Then, Jeremy, our tour guide asked if anyone would be interested in delivering a pig. My hand shot up so fast, I’m amazed my shoulder didn’t dislocate. It was time for me to “sleeve a pig”. I put on a long, plastic glove that when up to my shoulder, and with Jeremy’s coaching, reached into the birth canal of the sow to help her birth a piglet. It was the weirdest and coolest experience ever. At first, I couldn’t find the piglet and the next thing I knew, a head appeared. I hooked my fingers around the base of the piglet’s head and slowly started to tug. I needed a lot of coaching from Jeremy because I was nervous to hurt the little guy, but I did it! It’s not for the faint of heart, but it’s a unique experience.
We all got to learn so much during this tour.
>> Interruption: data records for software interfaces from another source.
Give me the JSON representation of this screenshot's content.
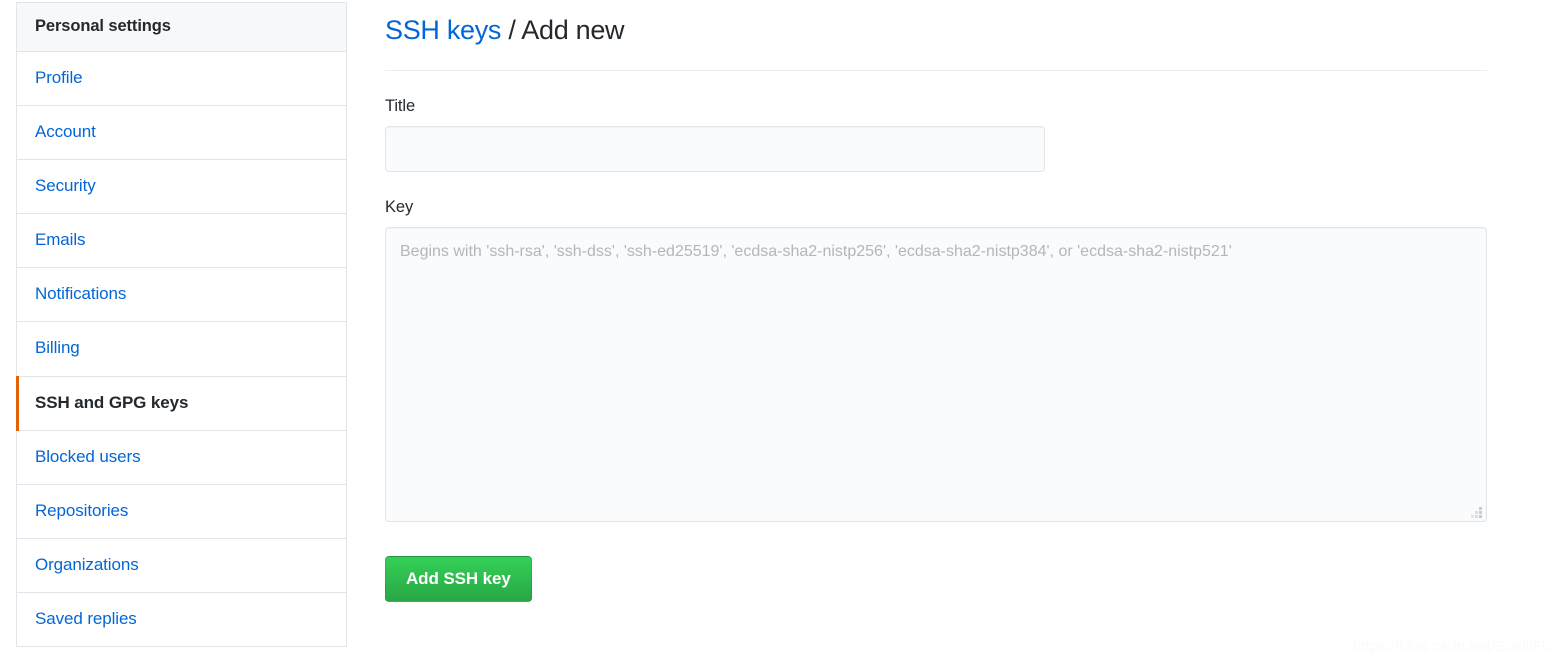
{
  "sidebar": {
    "header": "Personal settings",
    "items": [
      {
        "label": "Profile",
        "selected": false
      },
      {
        "label": "Account",
        "selected": false
      },
      {
        "label": "Security",
        "selected": false
      },
      {
        "label": "Emails",
        "selected": false
      },
      {
        "label": "Notifications",
        "selected": false
      },
      {
        "label": "Billing",
        "selected": false
      },
      {
        "label": "SSH and GPG keys",
        "selected": true
      },
      {
        "label": "Blocked users",
        "selected": false
      },
      {
        "label": "Repositories",
        "selected": false
      },
      {
        "label": "Organizations",
        "selected": false
      },
      {
        "label": "Saved replies",
        "selected": false
      }
    ],
    "accent_selected": "#e36209",
    "link_color": "#0366d6",
    "header_bg": "#f6f8fa"
  },
  "main": {
    "title_link": "SSH keys",
    "title_separator": " / ",
    "title_current": "Add new",
    "fields": {
      "title": {
        "label": "Title",
        "value": "",
        "placeholder": ""
      },
      "key": {
        "label": "Key",
        "value": "",
        "placeholder": "Begins with 'ssh-rsa', 'ssh-dss', 'ssh-ed25519', 'ecdsa-sha2-nistp256', 'ecdsa-sha2-nistp384', or 'ecdsa-sha2-nistp521'"
      }
    },
    "submit_label": "Add SSH key",
    "submit_color": "#28a745"
  },
  "watermark": {
    "text": "https://blog.csdn.net/EmilliFlo"
  }
}
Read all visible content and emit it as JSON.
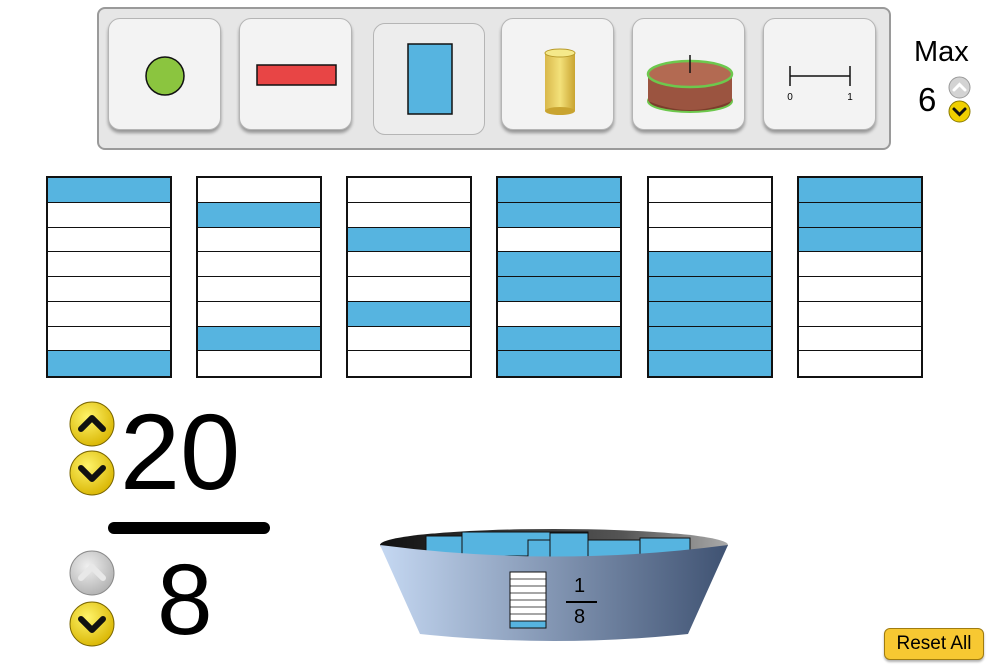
{
  "toolbar": {
    "representations": [
      {
        "name": "circle",
        "icon": "circle-icon",
        "selected": false
      },
      {
        "name": "horizontal-bar",
        "icon": "horizontal-bar-icon",
        "selected": false
      },
      {
        "name": "vertical-bar",
        "icon": "vertical-bar-icon",
        "selected": true
      },
      {
        "name": "water-glass",
        "icon": "water-glass-icon",
        "selected": false
      },
      {
        "name": "cake",
        "icon": "cake-icon",
        "selected": false
      },
      {
        "name": "number-line",
        "icon": "number-line-icon",
        "selected": false
      }
    ],
    "number_line_start": "0",
    "number_line_end": "1"
  },
  "max": {
    "label": "Max",
    "value": "6"
  },
  "containers": [
    {
      "cells": 8,
      "filled": [
        0,
        7
      ]
    },
    {
      "cells": 8,
      "filled": [
        1,
        6
      ]
    },
    {
      "cells": 8,
      "filled": [
        2,
        5
      ]
    },
    {
      "cells": 8,
      "filled": [
        0,
        1,
        3,
        4,
        6,
        7
      ]
    },
    {
      "cells": 8,
      "filled": [
        3,
        4,
        5,
        6,
        7
      ]
    },
    {
      "cells": 8,
      "filled": [
        0,
        1,
        2
      ]
    }
  ],
  "fraction": {
    "numerator": "20",
    "denominator": "8"
  },
  "bucket": {
    "label_numerator": "1",
    "label_denominator": "8"
  },
  "reset_label": "Reset All",
  "colors": {
    "fill": "#56b4e0",
    "yellow_button": "#f0d000",
    "gray_button": "#c8c8c8",
    "reset": "#f7c832"
  }
}
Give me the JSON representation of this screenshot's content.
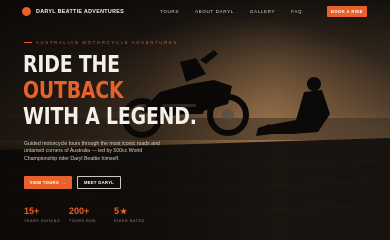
{
  "nav": {
    "brand": "DARYL BEATTIE ADVENTURES",
    "links": [
      "TOURS",
      "ABOUT DARYL",
      "GALLERY",
      "FAQ"
    ],
    "cta": "BOOK A RIDE"
  },
  "hero": {
    "eyebrow": "AUSTRALIAN MOTORCYCLE ADVENTURES",
    "headline_line1": "RIDE THE",
    "headline_line2": "OUTBACK",
    "headline_line3": "WITH A LEGEND.",
    "lede": "Guided motorcycle tours through the most iconic roads and untamed corners of Australia — led by 500cc World Championship rider Daryl Beattie himself.",
    "primary_button": "VIEW TOURS",
    "primary_arrow": "→",
    "secondary_button": "MEET DARYL"
  },
  "stats": [
    {
      "value": "15+",
      "label": "YEARS GUIDING"
    },
    {
      "value": "200+",
      "label": "TOURS RUN"
    },
    {
      "value": "5",
      "icon": "star-icon",
      "label": "RIDER RATED"
    }
  ],
  "colors": {
    "accent": "#e8612a",
    "background": "#0d0b09"
  }
}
Here are just some of the things we learned:
- How the pigs are cared for throughout their life in the barns
- Gilts are female pigs, and after they deliver their first litter, they are called sows
- The gestation of a pig is 3 months, 3 weeks, 3 days!
- Farrowing is from birth to weaning, which is 21 days
- After they are weaned, they are moved to the nursery where they stay until they grow to be 50 – 60 lbs, which can take 6 – 8 weeks
- The Finishing barn is their next stop. Here they can consume 6 – 10 lbs. of feed each day, growing to their final weight of about 280 lbs. when they are ready for market.
The next day before we flew out, we visited Plum’s Cooking Company for a pig fabrication demo and some cooking. If you want to see more about the pig fabrication demo, you can watch Lynn from 365 days of Baking and More’s Facebook videos. After the demo, we divided into three-person teams with two recipes each that featured a specific cut of meat. All together, we cooked a feast!
Pork production and technology has changed so much in the past 30 years that farmers are able to provide consumers with a much better product. Not only is it that is healthier, but it tastes better. Dry, pale-colored pork is no more. Now pork can be prepared like beef with a bit of pink in the center. The National Pork Board now recommends cooking pork tenderloin to an internal temperature between 145° F. (medium rare) and 160° F. (medium), followed by a 3-minute rest.
It was so much fun being part of The National Pork Board’s Pass The Pork Tour! I am so grateful for the opportunity and had such a great time making new friends and spending time with old friends. For more Pass the Pork Tour, visit all of my lovely blogger friends that were also on the tour.